The Model T engine, as was common at the time, was fitted with cast iron pistons. The Model T’s were of 3 3/4″ diameter and combined with a stroke of 4″ created a displacement of 2.89 litres or 176.7 ci, developing 20hp. In the very early years, the engine developed 22hp on a compression ratio of 4.5:1 which was subsequently reduced to 4:1 in 1912 and then again to 3.98:1 for the remainder of the production period.
It is now common practice, when Model T engines are reconditioned, to fit a modern aluminium equivalent. Although a little noisier in operation, they weigh considerably less and this reduced reciprocating mass takes a fair bit of stress and wear off the crankshaft and bearings. If you’re considering reconditioning a Model T Ford engine, bare in mind that the Model T was originally designed with much lower engine speeds in mind. A number of design calculations were made with the engine operating at around 1500 rpm (generator charging speeds in later cars for example)and both options have their pro’s and con’s. I would recommend that you seek as much advice from professional engine reconditioners and experienced enthusiasts as possible before making a decision.
As you would expect with an engine that in most cases is at a minimum, 80 years old, wear takes it toll. Oversized pistons are available from a number of spare parts suppliers up to 0.060″. Where an engine has been previously rebored to the extent that the engine reconditioner can not bore it out any more, a common practice is to fit cylinder liners in thicknesses that can bring the bore dimensions back to standard size.
The image below shows an engine that has had this done (view from the underside) The original bore is machined to the exernal dimensions of the new sleeve and with a combination of press fit and modern “gripping agents” the liner is inserted. Note in the image that the liner does not come all the way to the bottom of the bore. A lip is left during machining that the liner sits on in the bottom of the bore, stopping it from moving down.
With the main machining of the bores complete, the liners are “honed” before the pistons can be inserted with the rings into the bores (this is done wih the con rods attached, ready to be bolted to the crank)
The image below shows an engine block being honed
Attention now moves to the valves. In the Model T Ford, the valves are located in the engine block adjacent to the cylinders, rather than in the head as is the case in modern engines. Following the removal of the lead compounds in fuel in the 1980’s, a condition known as valve seat recession or VSR was exacerbated, the lead helping to reduce this action. Valves are exposed to extreme conditions, particularly the exhaust valves which reach temperatures in the hundreds of degrees. A common alteration made to older engines is the fitting of hardened valve seats which reduce the amount of wear.
Once the seats have been fitted, they are machined flat with the surface of the rest of the block
In the image that follows, you can see where the new hardened seats have been fitted into the block surface.

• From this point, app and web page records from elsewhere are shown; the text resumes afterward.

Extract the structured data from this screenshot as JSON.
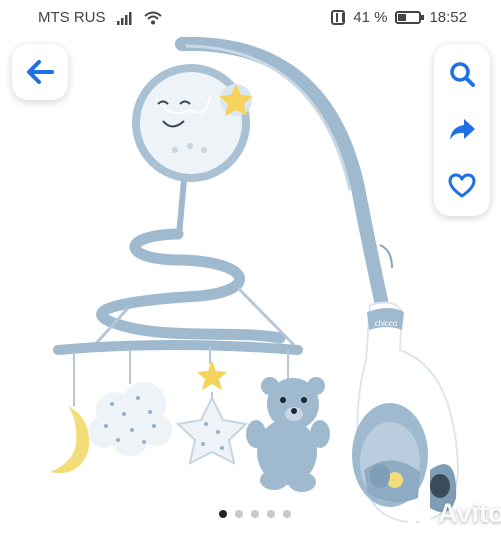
{
  "status_bar": {
    "carrier": "MTS RUS",
    "battery_percent": "41 %",
    "battery_level": 0.41,
    "time": "18:52",
    "icons": [
      "signal-icon",
      "wifi-icon",
      "nfc-icon",
      "battery-icon"
    ]
  },
  "navigation": {
    "back_icon": "arrow-left-icon",
    "actions": [
      "search-icon",
      "share-icon",
      "heart-icon"
    ]
  },
  "gallery": {
    "image_count": 5,
    "current_index": 1,
    "mobile_brand": "chicco",
    "watermark": "Avito"
  },
  "colors": {
    "accent": "#1f6fe5",
    "mobile_blue": "#9fb9ce",
    "mobile_dark": "#7f9db6",
    "star_yellow": "#f5d35a",
    "moon_yellow": "#f3dd78"
  }
}
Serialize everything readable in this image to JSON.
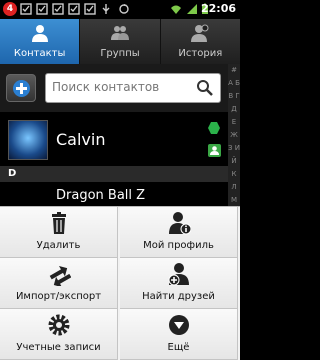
{
  "status_bar": {
    "notification_count": "4",
    "time": "22:06"
  },
  "tabs": [
    {
      "label": "Контакты",
      "icon": "contacts-icon",
      "active": true
    },
    {
      "label": "Группы",
      "icon": "groups-icon",
      "active": false
    },
    {
      "label": "История",
      "icon": "history-icon",
      "active": false
    }
  ],
  "search": {
    "placeholder": "Поиск контактов"
  },
  "alphabet_index": "# А Б В Г Д Е Ж З И Й К Л М Н",
  "contacts": [
    {
      "name": "Calvin"
    },
    {
      "name": "Dragon Ball Z"
    }
  ],
  "section_letter": "D",
  "menu": {
    "delete": "Удалить",
    "my_profile": "Мой профиль",
    "import_export": "Импорт/экспорт",
    "find_friends": "Найти друзей",
    "accounts": "Учетные записи",
    "more": "Ещё"
  },
  "colors": {
    "tab_active": "#2f7dc8",
    "accent_green": "#2bb14a"
  }
}
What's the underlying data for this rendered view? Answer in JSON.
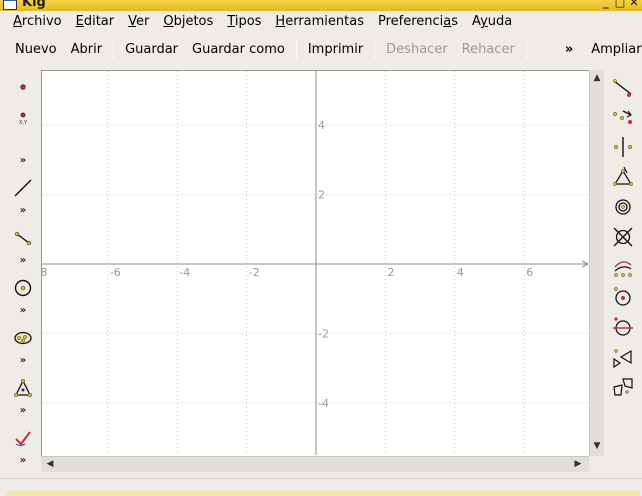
{
  "window": {
    "title": "Kig",
    "controls": [
      "_",
      "□",
      "✕"
    ]
  },
  "menubar": [
    {
      "pre": "",
      "key": "A",
      "post": "rchivo"
    },
    {
      "pre": "",
      "key": "E",
      "post": "ditar"
    },
    {
      "pre": "",
      "key": "V",
      "post": "er"
    },
    {
      "pre": "",
      "key": "O",
      "post": "bjetos"
    },
    {
      "pre": "",
      "key": "T",
      "post": "ipos"
    },
    {
      "pre": "",
      "key": "H",
      "post": "erramientas"
    },
    {
      "pre": "Preferenci",
      "key": "a",
      "post": "s"
    },
    {
      "pre": "A",
      "key": "y",
      "post": "uda"
    }
  ],
  "toolbar": {
    "new_label": "Nuevo",
    "open_label": "Abrir",
    "save_label": "Guardar",
    "save_as_label": "Guardar como",
    "print_label": "Imprimir",
    "undo_label": "Deshacer",
    "redo_label": "Rehacer",
    "more_label": "»",
    "zoom_label": "Ampliar",
    "grip_label": "⁝⁝"
  },
  "left_toolbar": {
    "tools": [
      "point-icon",
      "point-xy-icon",
      "line-icon",
      "segment-icon",
      "circle-icon",
      "conic-icon",
      "triangle-icon",
      "checkmark-icon"
    ],
    "xy_label": "X,Y",
    "more_glyph": "»"
  },
  "right_toolbar": {
    "tools": [
      "bisector-icon",
      "parallel-icon",
      "perpendicular-icon",
      "polygon-icon",
      "spiral-icon",
      "intersection-icon",
      "arc-icon",
      "circle-center-icon",
      "midline-circle-icon",
      "mirror-icon",
      "transform-icon"
    ]
  },
  "plot": {
    "x_ticks": [
      "8",
      "-6",
      "-4",
      "-2",
      "2",
      "4",
      "6"
    ],
    "y_ticks": [
      "4",
      "2",
      "-2",
      "-4"
    ],
    "axis_color": "#8c8c8c",
    "grid_color": "#c8c8c8",
    "label_color": "#9a9a9a"
  },
  "scrollbars": {
    "up": "▲",
    "down": "▼",
    "left": "◀",
    "right": "▶"
  },
  "statusbar": {
    "accent": "#f6e6a8"
  }
}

The valve seat on the left has had its facing cut to provide the correct face angle. The valve seat on the far right, has also had a face cut and you can clearly see the recession of the old valve seat where it has worn into the block surface (the dark ring around the new seat)

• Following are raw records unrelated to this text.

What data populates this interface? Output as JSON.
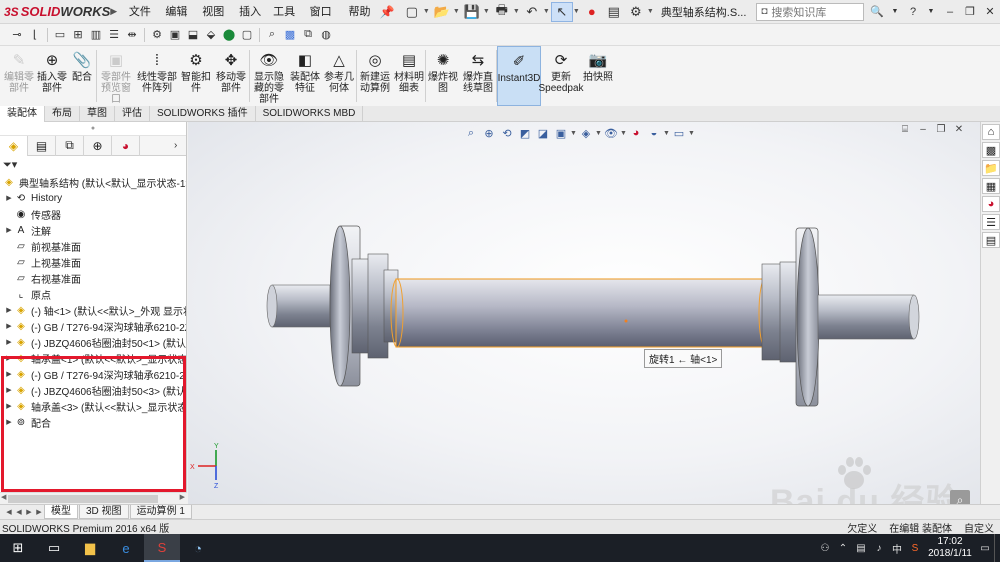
{
  "app": {
    "logo_prefix": "3S",
    "logo_solid": "SOLID",
    "logo_works": "WORKS",
    "doc_title": "典型轴系结构.S...",
    "menus": [
      "文件(F)",
      "编辑(E)",
      "视图(V)",
      "插入(I)",
      "工具(T)",
      "窗口(W)",
      "帮助(H)"
    ],
    "search_placeholder": "搜索知识库"
  },
  "ribbon": {
    "buttons": [
      {
        "label": "编辑零\n部件",
        "icon": "edit-component-icon",
        "glyph": "✎",
        "disabled": true
      },
      {
        "label": "插入零\n部件",
        "icon": "insert-component-icon",
        "glyph": "⊕",
        "disabled": false
      },
      {
        "label": "配合",
        "icon": "mate-icon",
        "glyph": "📎",
        "disabled": false
      },
      {
        "label": "零部件\n预览窗\n口",
        "icon": "component-preview-icon",
        "glyph": "▣",
        "disabled": true
      },
      {
        "label": "线性零部\n件阵列",
        "icon": "linear-pattern-icon",
        "glyph": "⁞",
        "disabled": false
      },
      {
        "label": "智能扣\n件",
        "icon": "smart-fastener-icon",
        "glyph": "⚙",
        "disabled": false
      },
      {
        "label": "移动零\n部件",
        "icon": "move-component-icon",
        "glyph": "✥",
        "disabled": false
      },
      {
        "label": "显示隐\n藏的零\n部件",
        "icon": "show-hidden-icon",
        "glyph": "👁",
        "disabled": false
      },
      {
        "label": "装配体\n特征",
        "icon": "assembly-feature-icon",
        "glyph": "◧",
        "disabled": false
      },
      {
        "label": "参考几\n何体",
        "icon": "reference-geometry-icon",
        "glyph": "△",
        "disabled": false
      },
      {
        "label": "新建运\n动算例",
        "icon": "motion-study-icon",
        "glyph": "◎",
        "disabled": false
      },
      {
        "label": "材料明\n细表",
        "icon": "bom-icon",
        "glyph": "▤",
        "disabled": false
      },
      {
        "label": "爆炸视\n图",
        "icon": "exploded-view-icon",
        "glyph": "✺",
        "disabled": false
      },
      {
        "label": "爆炸直\n线草图",
        "icon": "explode-line-icon",
        "glyph": "⇆",
        "disabled": false
      },
      {
        "label": "Instant3D",
        "icon": "instant3d-icon",
        "glyph": "✐",
        "disabled": false,
        "active": true
      },
      {
        "label": "更新\nSpeedpak",
        "icon": "speedpak-icon",
        "glyph": "⟳",
        "disabled": false
      },
      {
        "label": "拍快照",
        "icon": "snapshot-icon",
        "glyph": "📷",
        "disabled": false
      }
    ]
  },
  "tabs": [
    "装配体",
    "布局",
    "草图",
    "评估",
    "SOLIDWORKS 插件",
    "SOLIDWORKS MBD"
  ],
  "tree": {
    "root": "典型轴系结构 (默认<默认_显示状态-1>)",
    "nodes": [
      {
        "label": "History",
        "icon": "history-icon",
        "glyph": "⟲",
        "exp": true
      },
      {
        "label": "传感器",
        "icon": "sensor-icon",
        "glyph": "◉",
        "exp": false
      },
      {
        "label": "注解",
        "icon": "annotation-icon",
        "glyph": "A",
        "exp": true
      },
      {
        "label": "前视基准面",
        "icon": "plane-icon",
        "glyph": "▱",
        "exp": false
      },
      {
        "label": "上视基准面",
        "icon": "plane-icon",
        "glyph": "▱",
        "exp": false
      },
      {
        "label": "右视基准面",
        "icon": "plane-icon",
        "glyph": "▱",
        "exp": false
      },
      {
        "label": "原点",
        "icon": "origin-icon",
        "glyph": "⌞",
        "exp": false
      },
      {
        "label": "(-) 轴<1> (默认<<默认>_外观 显示状",
        "icon": "part-icon",
        "glyph": "◈",
        "exp": true,
        "part": true
      },
      {
        "label": "(-) GB / T276-94深沟球轴承6210-2Z",
        "icon": "part-icon",
        "glyph": "◈",
        "exp": true,
        "part": true
      },
      {
        "label": "(-) JBZQ4606毡圈油封50<1> (默认<",
        "icon": "part-icon",
        "glyph": "◈",
        "exp": true,
        "part": true
      },
      {
        "label": "轴承盖<1> (默认<<默认>_显示状态 1",
        "icon": "part-icon",
        "glyph": "◈",
        "exp": true,
        "part": true
      },
      {
        "label": "(-) GB / T276-94深沟球轴承6210-2Z",
        "icon": "part-icon",
        "glyph": "◈",
        "exp": true,
        "part": true
      },
      {
        "label": "(-) JBZQ4606毡圈油封50<3> (默认<",
        "icon": "part-icon",
        "glyph": "◈",
        "exp": true,
        "part": true
      },
      {
        "label": "轴承盖<3> (默认<<默认>_显示状态 1",
        "icon": "part-icon",
        "glyph": "◈",
        "exp": true,
        "part": true
      },
      {
        "label": "配合",
        "icon": "mates-folder-icon",
        "glyph": "⊚",
        "exp": true
      }
    ]
  },
  "model_tabs": [
    "模型",
    "3D 视图",
    "运动算例 1"
  ],
  "viewport": {
    "tooltip": "旋转1 ← 轴<1>",
    "axis_labels": {
      "x": "X",
      "y": "Y",
      "z": "Z"
    }
  },
  "status": {
    "left": "SOLIDWORKS Premium 2016 x64 版",
    "right": [
      "欠定义",
      "在编辑 装配体",
      "自定义"
    ]
  },
  "watermark": {
    "brand": "Bai du 经验",
    "sub": "jingyan.baidu.com"
  },
  "taskbar": {
    "time": "17:02",
    "date": "2018/1/11",
    "ime": "中"
  }
}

So what sits on top? The Model T Ford engine has always featured a cast iron head which in conjunction with the pistons produced a compression ratio of 4.5:1, well suited to the quality of the fuel of the day, with some owners even running the engine on gasoline/kerosene mixes. Needless to say, the Model T Ford inspired a huge number of accessories and modified engine heads were among them. These varied from increased compression heads, those with better chamber design and overhead valve conversions to name some and brands such as Rajo were common amongst those who wanted more from their T. A common modern replacement is the aluminium “Z” head, a copy of a period head, now being reproduced as a very popular accessory. The “Z” head increases the Model T engine compression to 6:1 adding adding extra “oomph” for hill climbing, not bad for a bolt on and driveaway accessory which truly does transform the performance of the T from the standard 20hp to approximately 27HP! Having fitted one to my ’27 Shooting Brake, the hill climbing ability is greatly improved.